This study is the latest in the institute’s "Innovation Series" and the third comprehensive report IBM has sponsored regarding supply chain security. In 2004, IBM partnered with Michigan State University to publish “Enhancing Security Throughout the Supply Chain” to help businesses better understand the threat to supply chains from disruptions. IBM partnered with the Massachusetts Institute of Technology (MIT) in 2005 to publish "Investing in Supply Chain Security: Collateral Benefits” that identified collateral, or indirect, benefits that companies may receive from security investments.

Companies traditionally find it challenging to justify security-related investments because they focus largely on the direct expenses and not on the collateral benefits (e.g., supply chain efficiency, improved customer satisfaction, improved inventory management, etc.) that may be realized.

Limited research has been completed regarding the creation of collateral benefits from security investments.

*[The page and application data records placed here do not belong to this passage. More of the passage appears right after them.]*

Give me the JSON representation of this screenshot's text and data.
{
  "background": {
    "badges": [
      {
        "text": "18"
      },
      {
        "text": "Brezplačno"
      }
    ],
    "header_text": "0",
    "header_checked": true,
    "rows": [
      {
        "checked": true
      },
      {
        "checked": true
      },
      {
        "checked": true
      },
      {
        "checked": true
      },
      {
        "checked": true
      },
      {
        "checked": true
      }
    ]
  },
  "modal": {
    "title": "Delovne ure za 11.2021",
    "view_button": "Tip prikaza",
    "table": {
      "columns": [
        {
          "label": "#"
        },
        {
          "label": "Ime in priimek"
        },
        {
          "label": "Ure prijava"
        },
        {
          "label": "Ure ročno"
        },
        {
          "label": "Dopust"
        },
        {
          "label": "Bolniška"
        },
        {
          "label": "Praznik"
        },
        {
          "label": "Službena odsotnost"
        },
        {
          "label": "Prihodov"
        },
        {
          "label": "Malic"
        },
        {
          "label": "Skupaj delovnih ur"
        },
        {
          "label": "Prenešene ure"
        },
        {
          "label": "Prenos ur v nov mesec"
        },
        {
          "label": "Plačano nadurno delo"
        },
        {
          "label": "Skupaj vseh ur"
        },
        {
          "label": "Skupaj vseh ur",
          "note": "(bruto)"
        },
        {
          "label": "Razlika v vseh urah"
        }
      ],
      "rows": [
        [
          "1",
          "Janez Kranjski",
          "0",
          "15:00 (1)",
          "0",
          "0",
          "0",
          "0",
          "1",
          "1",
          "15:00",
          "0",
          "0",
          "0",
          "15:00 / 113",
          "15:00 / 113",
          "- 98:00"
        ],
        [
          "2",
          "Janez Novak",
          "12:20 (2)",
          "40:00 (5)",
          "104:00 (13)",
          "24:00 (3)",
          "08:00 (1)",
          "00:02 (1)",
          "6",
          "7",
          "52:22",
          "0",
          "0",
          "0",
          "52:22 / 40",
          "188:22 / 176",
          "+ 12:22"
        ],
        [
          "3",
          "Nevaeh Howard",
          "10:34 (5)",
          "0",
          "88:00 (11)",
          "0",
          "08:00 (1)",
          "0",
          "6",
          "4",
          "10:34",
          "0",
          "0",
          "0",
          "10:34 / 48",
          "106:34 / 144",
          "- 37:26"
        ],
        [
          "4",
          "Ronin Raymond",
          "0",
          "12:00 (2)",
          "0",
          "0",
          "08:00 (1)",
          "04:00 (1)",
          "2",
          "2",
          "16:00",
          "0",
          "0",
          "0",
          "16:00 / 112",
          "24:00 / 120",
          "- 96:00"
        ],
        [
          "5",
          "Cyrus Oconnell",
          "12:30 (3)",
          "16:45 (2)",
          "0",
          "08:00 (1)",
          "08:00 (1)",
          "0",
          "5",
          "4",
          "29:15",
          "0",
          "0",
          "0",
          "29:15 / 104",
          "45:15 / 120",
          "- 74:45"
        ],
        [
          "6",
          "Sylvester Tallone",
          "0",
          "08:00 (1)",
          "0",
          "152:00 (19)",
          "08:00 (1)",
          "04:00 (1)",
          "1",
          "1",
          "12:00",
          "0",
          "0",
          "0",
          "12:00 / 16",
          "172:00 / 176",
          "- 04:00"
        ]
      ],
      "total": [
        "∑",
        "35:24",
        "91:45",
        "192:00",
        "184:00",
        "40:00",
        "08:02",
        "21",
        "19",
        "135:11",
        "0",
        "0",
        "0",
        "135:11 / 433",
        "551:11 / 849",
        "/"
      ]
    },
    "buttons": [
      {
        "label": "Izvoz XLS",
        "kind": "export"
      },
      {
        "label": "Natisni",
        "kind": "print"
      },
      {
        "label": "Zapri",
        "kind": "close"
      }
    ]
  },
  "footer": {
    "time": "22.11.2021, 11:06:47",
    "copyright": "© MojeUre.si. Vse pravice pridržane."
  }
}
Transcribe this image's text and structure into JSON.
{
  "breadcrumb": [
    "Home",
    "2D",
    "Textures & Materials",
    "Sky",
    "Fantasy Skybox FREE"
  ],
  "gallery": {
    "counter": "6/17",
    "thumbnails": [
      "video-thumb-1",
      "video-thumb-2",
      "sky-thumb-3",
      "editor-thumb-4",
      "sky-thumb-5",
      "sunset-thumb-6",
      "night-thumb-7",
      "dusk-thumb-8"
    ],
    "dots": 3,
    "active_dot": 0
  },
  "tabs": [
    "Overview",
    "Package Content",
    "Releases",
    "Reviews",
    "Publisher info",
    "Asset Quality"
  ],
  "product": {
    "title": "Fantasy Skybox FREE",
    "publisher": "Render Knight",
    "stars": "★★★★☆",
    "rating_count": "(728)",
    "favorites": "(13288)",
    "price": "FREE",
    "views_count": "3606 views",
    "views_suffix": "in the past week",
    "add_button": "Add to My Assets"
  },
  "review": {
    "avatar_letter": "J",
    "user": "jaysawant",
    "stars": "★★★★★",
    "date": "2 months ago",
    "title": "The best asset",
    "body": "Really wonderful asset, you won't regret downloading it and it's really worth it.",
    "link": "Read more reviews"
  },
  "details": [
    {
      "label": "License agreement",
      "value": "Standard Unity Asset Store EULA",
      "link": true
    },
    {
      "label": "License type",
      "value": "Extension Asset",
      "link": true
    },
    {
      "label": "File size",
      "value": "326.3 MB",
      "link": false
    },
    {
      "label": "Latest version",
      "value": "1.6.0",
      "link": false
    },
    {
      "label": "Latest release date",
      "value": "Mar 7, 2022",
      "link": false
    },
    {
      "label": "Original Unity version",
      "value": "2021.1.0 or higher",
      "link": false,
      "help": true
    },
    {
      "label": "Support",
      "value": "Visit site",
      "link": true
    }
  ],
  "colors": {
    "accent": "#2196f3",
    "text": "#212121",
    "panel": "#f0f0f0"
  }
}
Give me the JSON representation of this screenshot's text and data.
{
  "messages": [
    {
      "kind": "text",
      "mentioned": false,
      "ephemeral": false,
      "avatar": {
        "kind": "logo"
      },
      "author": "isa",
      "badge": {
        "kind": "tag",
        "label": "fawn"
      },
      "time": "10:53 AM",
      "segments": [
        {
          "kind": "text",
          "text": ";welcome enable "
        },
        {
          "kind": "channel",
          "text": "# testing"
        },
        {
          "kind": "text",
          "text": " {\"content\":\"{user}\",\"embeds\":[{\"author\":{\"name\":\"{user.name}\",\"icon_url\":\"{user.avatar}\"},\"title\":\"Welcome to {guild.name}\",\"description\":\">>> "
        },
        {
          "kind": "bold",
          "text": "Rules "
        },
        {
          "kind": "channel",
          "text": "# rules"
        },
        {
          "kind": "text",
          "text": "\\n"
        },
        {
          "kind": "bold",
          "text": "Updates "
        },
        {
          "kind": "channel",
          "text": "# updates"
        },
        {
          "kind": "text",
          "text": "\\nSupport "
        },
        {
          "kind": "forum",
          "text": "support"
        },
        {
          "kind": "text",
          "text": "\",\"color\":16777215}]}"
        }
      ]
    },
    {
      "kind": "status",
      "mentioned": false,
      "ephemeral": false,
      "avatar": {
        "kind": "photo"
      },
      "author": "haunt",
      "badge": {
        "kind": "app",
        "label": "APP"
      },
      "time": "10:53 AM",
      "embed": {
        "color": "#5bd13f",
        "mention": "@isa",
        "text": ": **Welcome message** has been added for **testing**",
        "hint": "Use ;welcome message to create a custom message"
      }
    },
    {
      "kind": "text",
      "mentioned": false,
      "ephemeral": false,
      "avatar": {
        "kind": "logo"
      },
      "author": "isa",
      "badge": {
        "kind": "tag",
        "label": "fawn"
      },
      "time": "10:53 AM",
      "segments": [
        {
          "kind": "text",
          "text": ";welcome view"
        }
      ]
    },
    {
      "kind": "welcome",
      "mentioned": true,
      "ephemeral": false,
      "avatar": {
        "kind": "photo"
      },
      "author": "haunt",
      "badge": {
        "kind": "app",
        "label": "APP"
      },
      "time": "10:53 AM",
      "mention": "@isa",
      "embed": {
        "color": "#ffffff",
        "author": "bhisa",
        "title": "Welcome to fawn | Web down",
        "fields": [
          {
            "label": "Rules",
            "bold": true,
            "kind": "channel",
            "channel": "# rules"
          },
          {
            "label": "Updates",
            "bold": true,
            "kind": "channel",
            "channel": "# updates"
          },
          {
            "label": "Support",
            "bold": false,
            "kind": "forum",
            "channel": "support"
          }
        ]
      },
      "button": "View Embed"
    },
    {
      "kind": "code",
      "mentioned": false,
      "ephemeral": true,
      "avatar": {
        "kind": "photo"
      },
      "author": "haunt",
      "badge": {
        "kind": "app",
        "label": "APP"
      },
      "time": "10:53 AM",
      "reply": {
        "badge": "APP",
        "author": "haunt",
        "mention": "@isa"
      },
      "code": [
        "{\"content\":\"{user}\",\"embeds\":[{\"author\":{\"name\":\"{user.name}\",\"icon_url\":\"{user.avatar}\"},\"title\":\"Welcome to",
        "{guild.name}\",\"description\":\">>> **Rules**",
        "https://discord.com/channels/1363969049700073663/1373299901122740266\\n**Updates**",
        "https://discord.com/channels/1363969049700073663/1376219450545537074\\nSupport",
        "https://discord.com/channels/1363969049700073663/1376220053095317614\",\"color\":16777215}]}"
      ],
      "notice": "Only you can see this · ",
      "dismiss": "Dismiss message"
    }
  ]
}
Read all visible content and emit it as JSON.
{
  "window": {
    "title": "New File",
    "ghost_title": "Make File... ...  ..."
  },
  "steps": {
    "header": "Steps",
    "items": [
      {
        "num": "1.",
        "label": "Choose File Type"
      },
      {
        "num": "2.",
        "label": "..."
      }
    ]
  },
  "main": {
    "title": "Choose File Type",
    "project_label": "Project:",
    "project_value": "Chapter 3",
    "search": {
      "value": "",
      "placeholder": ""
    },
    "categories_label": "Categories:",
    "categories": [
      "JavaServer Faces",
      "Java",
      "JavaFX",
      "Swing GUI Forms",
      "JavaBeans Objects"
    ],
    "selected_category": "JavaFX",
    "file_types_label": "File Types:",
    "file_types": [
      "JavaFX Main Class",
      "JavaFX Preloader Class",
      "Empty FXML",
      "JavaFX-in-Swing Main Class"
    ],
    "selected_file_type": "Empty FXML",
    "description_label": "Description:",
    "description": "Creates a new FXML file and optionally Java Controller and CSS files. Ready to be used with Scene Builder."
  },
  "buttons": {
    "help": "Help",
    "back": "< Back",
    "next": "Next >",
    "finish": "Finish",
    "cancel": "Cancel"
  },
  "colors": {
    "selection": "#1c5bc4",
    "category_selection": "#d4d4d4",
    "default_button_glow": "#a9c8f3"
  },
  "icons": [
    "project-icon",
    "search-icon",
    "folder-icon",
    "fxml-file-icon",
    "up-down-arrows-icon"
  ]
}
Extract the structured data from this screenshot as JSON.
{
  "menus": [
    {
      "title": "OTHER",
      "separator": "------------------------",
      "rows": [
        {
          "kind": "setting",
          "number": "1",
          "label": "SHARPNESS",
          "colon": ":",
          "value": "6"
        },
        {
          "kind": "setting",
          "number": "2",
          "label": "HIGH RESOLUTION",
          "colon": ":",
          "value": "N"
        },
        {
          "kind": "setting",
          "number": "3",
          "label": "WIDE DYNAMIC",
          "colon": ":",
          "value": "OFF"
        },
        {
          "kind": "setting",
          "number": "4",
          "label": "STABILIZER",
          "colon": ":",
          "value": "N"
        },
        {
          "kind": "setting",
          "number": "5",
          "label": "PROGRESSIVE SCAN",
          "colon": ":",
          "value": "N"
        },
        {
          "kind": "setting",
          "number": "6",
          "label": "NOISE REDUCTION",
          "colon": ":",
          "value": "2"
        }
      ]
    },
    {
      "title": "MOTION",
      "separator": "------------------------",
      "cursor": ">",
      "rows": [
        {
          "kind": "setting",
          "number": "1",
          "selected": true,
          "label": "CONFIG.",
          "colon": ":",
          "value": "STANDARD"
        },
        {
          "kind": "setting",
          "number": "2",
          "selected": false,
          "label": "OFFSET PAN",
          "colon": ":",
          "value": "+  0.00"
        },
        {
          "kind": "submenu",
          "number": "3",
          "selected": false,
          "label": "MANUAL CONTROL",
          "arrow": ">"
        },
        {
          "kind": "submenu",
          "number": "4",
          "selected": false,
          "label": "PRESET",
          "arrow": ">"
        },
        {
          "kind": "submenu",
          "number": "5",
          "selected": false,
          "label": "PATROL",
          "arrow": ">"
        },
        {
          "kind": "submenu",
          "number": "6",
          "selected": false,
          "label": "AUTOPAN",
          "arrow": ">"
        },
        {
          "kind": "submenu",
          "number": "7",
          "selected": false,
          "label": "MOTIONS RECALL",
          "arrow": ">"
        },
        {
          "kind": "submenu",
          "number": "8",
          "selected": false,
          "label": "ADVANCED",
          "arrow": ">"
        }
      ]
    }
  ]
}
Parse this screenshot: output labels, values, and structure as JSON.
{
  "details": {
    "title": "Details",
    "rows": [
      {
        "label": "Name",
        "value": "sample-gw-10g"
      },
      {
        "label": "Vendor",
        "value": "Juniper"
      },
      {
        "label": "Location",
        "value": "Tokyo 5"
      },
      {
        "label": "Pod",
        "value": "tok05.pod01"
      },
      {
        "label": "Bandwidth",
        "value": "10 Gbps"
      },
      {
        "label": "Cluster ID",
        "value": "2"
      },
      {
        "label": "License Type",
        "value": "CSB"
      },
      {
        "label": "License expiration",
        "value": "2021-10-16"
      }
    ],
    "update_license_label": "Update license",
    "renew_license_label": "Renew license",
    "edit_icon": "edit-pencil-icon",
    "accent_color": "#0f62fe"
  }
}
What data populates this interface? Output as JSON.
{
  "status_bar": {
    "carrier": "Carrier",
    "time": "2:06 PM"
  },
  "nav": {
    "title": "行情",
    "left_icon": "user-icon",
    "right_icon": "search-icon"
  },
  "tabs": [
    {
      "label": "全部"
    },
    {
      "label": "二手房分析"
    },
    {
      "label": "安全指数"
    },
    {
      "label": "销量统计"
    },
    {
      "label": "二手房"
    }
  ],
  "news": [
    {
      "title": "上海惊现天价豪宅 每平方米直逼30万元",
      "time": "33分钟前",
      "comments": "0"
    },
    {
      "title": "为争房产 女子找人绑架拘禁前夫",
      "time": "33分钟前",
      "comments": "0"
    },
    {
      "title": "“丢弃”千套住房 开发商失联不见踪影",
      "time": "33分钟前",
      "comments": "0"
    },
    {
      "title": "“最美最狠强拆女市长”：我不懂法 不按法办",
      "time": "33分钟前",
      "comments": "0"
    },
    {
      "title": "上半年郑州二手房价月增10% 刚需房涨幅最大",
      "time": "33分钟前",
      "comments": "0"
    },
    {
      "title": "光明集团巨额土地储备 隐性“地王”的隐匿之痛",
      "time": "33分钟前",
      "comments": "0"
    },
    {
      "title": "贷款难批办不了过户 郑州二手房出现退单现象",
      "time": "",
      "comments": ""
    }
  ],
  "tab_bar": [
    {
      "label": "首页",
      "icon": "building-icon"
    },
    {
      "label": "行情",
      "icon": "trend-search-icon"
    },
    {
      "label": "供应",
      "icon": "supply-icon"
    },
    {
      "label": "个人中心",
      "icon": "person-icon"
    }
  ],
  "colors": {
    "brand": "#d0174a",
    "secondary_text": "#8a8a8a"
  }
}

To fill this gap, the institute and Stanford University have conducted a study to confirm and quantify the magnitude of collateral benefits received by a select group of companies that are considered innovators in supply chain security in their industries such as chemicals, consumer goods, food, information technology, automotive parts and logistics service providers.

Although the results of this study should not be considered as representative of the industry average, the findings clearly indicate that significant business value accrues from supply chain security investments.

The innovative companies participating in this study received the expected security benefits from their investments (e.g., reduced risk, less theft and pilferage, etc.), but also quantified numerous collateral benefits they received, such as: